76-year-old Harnath Tipirineni, a retired surgeon and emergency medicine specialist, showed the world that age is just a number when he conquered the Everest Base Camp with a group of men 30 years younger than him.
Dr. Harnath’s love for mountainous regions made him go trekking to places like Adi Kailash, the Pindari glacier, Mansarovar and Mount Kailash when he was much younger.
But in his latest trip, he decided to take one step forward to explore mountaineering as well.
Photo Credit: Wikimedia
Everest base camp refers to two base camps on opposite sides of the summit. The 5,364m high South Base Camp is in Nepal, and the 5,150m high North Base Camp is in Tibet. Dr. Harnath went for the South Base Camp.
While the base camp is considered to be a destination for amateur mountaineers, climbing it is also highly risky. Loose boulders roll down the slopes and being hit by them can be fatal. For Dr. Harnath, the risk was even higher because no company was ready to provide him with insurance at this age. “If one gets injured in the mountains, the only way to get back is to be air-lifted. So I wanted insurance, but nobody would give it to me,” he told The Hindu. Amateur mountaineers consider the Everest Base Camp as the first step to the Seven Summits – the highest mountains of each of the seven continents. 5,895 m high Kilimanjaro, the highest mountain of Africa, is just 500 m higher than the Everest Base Camp.
Dr Harnath spends about four months in India and the rest of the year he is in Chicago where he retired. After finishing his schooling from Pasumarru village in Krishna district of Andhra Pradesh, he went on to study medicine.

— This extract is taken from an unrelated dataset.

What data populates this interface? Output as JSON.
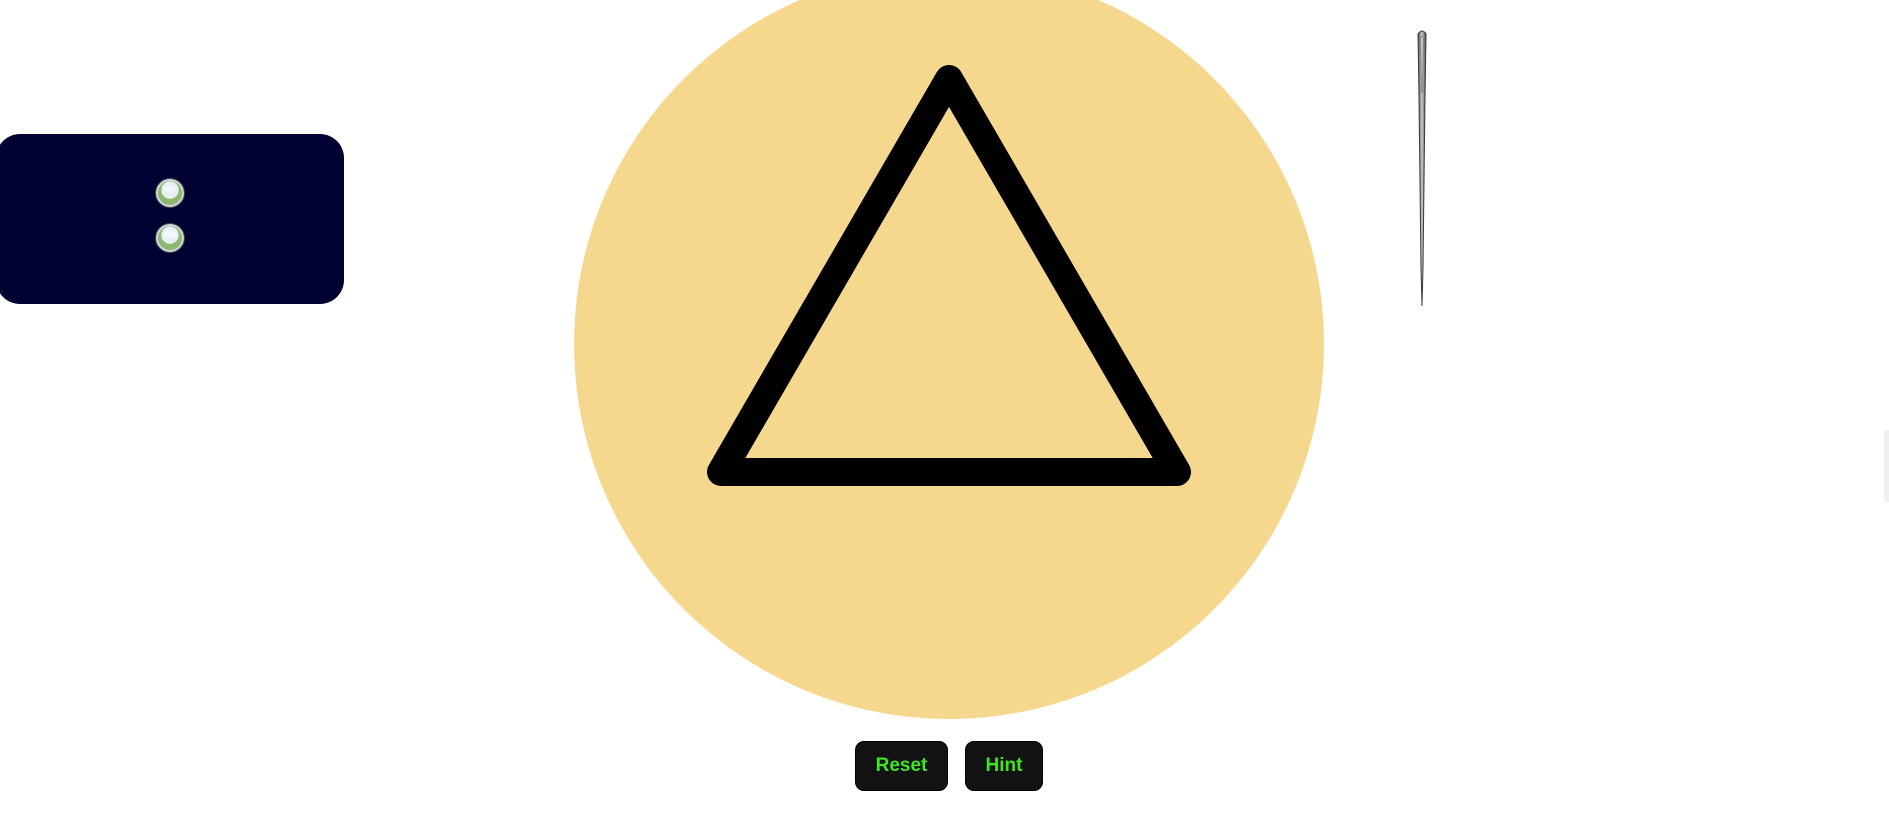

He was also a source of encouragement for many young climbers. “We passed several young IT professionals who were struggling on the way to Base Camp. I encouraged several of them who wanted to turn back, showing them Dr. Harnath,” said Mr Phani Bandreddi, who was also in the group along with Dr. Harnath.